Karnataka's coach P. V. Shashikanth reminisces his playing days; talks about Kerala; and is satisfied with his team's performance so far in the Ranji Trophy.

"It feels great to see my team winning all its first three matches this season,” said Karnataka coach P. V. Shashikanth.   -  P. K. Ajith Kumar

When Karun Nair made a historic triple hundred against England in Chennai last year, Kerala rejoiced. He is a Malayali, after all, what if he has played all his cricket for Karnataka.

Karun is, however, not the first Keralite to serve Karnataka with distinction. P. V. Shashikanth, whose family hails from Nileshwaram, played first class cricket for nearly a decade, and has had a distinguished career as a coach. He has trained players like Karun, K. L. Rahul, Manish Pandey, Abhimanyu Mithun and Mayank Agarwal, as the coach of Karnataka’s age-group teams.

This season, he was finally appointed the coach of the senior team and has helped Karnataka get off to a brilliant start in Ranji Trophy. The team has won all its three games so far.

READ: Karun Nair: 'I want to be better when I come back'

“Though I feel I could have been made the coach earlier, I am glad that the job has come to me at last,” Shashikanth told Sportstar here on Saturday, shortly after Karnataka completed its innings victory against Maharashtra. Many of the boys in the team have worked with me earlier.”
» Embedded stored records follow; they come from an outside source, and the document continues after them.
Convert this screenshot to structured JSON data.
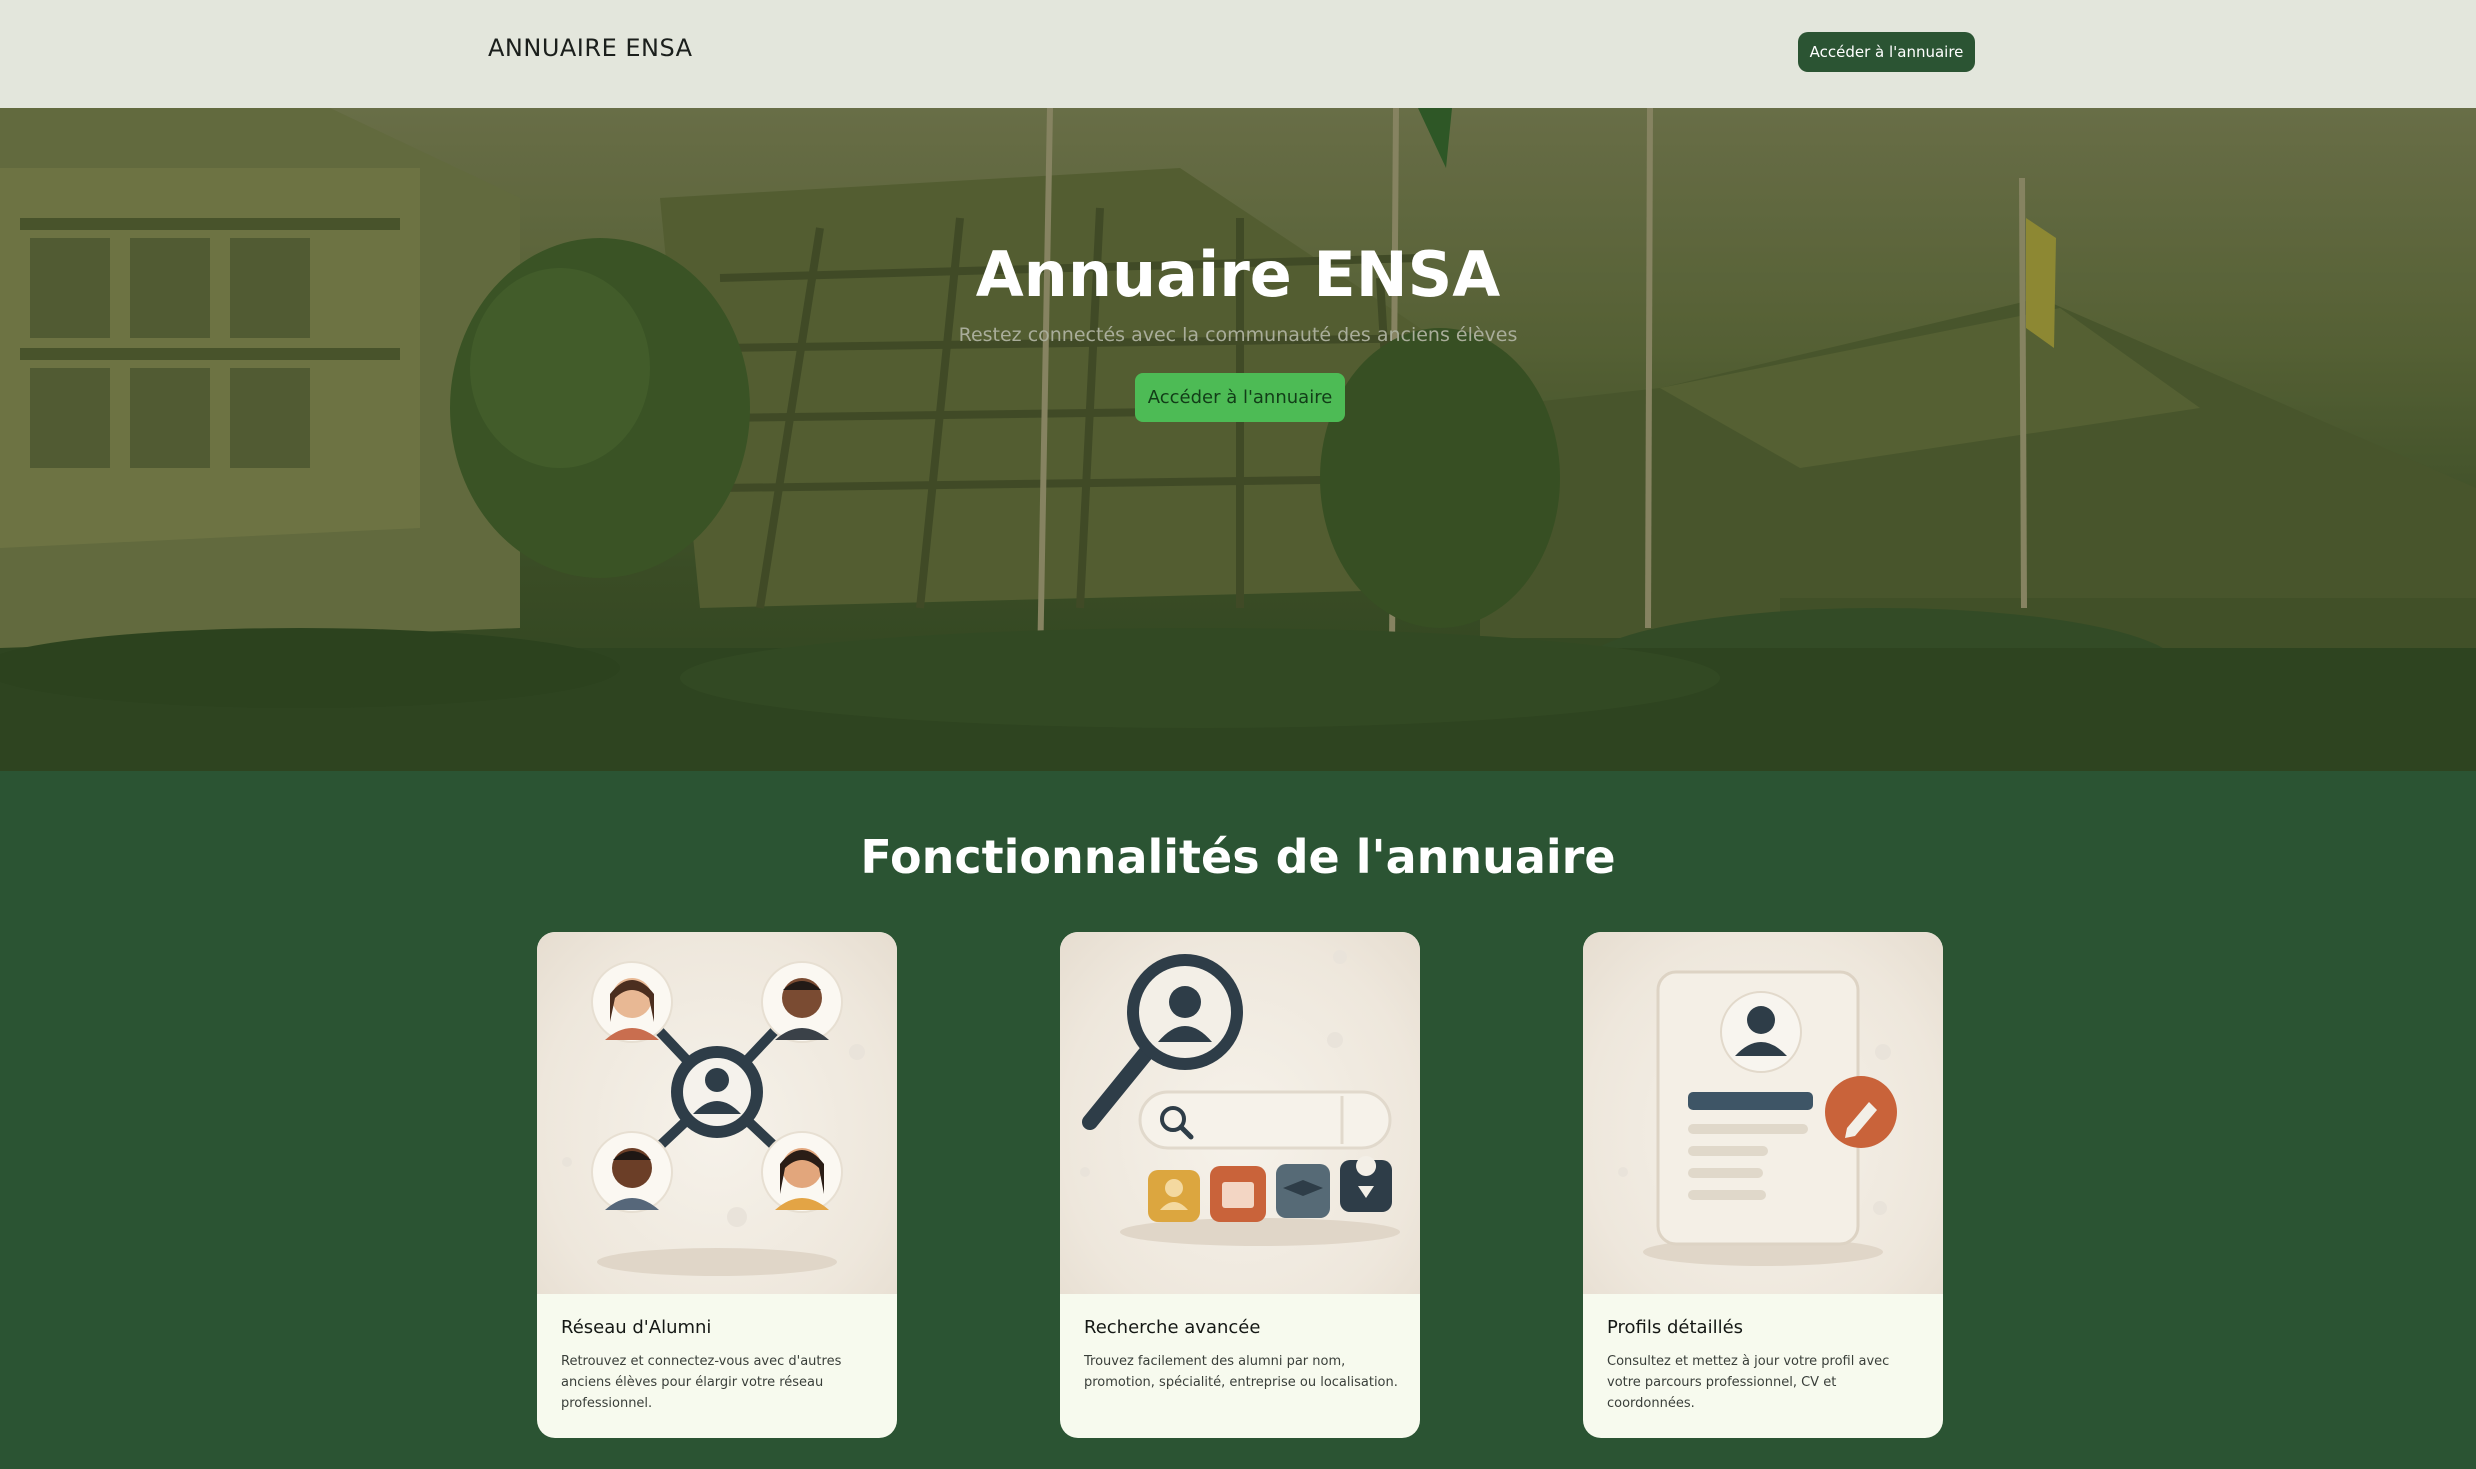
{
  "header": {
    "brand": "ANNUAIRE ENSA",
    "cta_label": "Accéder à l'annuaire"
  },
  "hero": {
    "title": "Annuaire ENSA",
    "subtitle": "Restez connectés avec la communauté des anciens élèves",
    "cta_label": "Accéder à l'annuaire"
  },
  "features": {
    "title": "Fonctionnalités de l'annuaire",
    "cards": [
      {
        "title": "Réseau d'Alumni",
        "description": "Retrouvez et connectez-vous avec d'autres anciens élèves pour élargir votre réseau professionnel.",
        "illustration": "alumni-network-illustration"
      },
      {
        "title": "Recherche avancée",
        "description": "Trouvez facilement des alumni par nom, promotion, spécialité, entreprise ou localisation.",
        "illustration": "advanced-search-illustration"
      },
      {
        "title": "Profils détaillés",
        "description": "Consultez et mettez à jour votre profil avec votre parcours professionnel, CV et coordonnées.",
        "illustration": "detailed-profile-illustration"
      }
    ]
  },
  "colors": {
    "header_bg": "#e3e6dc",
    "primary_green": "#2b5433",
    "hero_button": "#4dbb55",
    "card_bg": "#f7faee"
  }
}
He has a knack for spotting talent. “I was the one who advised S. Sreesanth to move to Bengaluru for training as I found him an extremely promising bowler,” he said. “He was so talented and it is unfortunate that he got into all those controversies.”

He said he was happy to see that Kerala was making rapid progress in cricket. “In my playing days, Kerala was a minnow in the Ranji Trophy. Now many young players are emerging and they are doing well as a team, too; there is good infrastructure, too. And I think it was a good decision by the Kerala Cricket Association to bring in Dav Whatmore as the coach.”

Looking back at his career as a batsman – he played in 51 first class games – he regretted not playing for the country, though he did get to face a South African attack that had Alan Donald and Lance Klusener. It was a match between Ranji Trophy champion Karnataka and touring South Africans at Kochi in 1996.

“The competition for the opener’s slot was very tough in my time,” he recalled. “K. Srikkanth, V. B. Chandrasekhar and W. V. Raman were all there then,” he recalled. He said he was happy that he could become a coach. “This was what I wanted to do once I finished playing cricket. And, of course, it feels great to see my team winning all its first three matches this season.”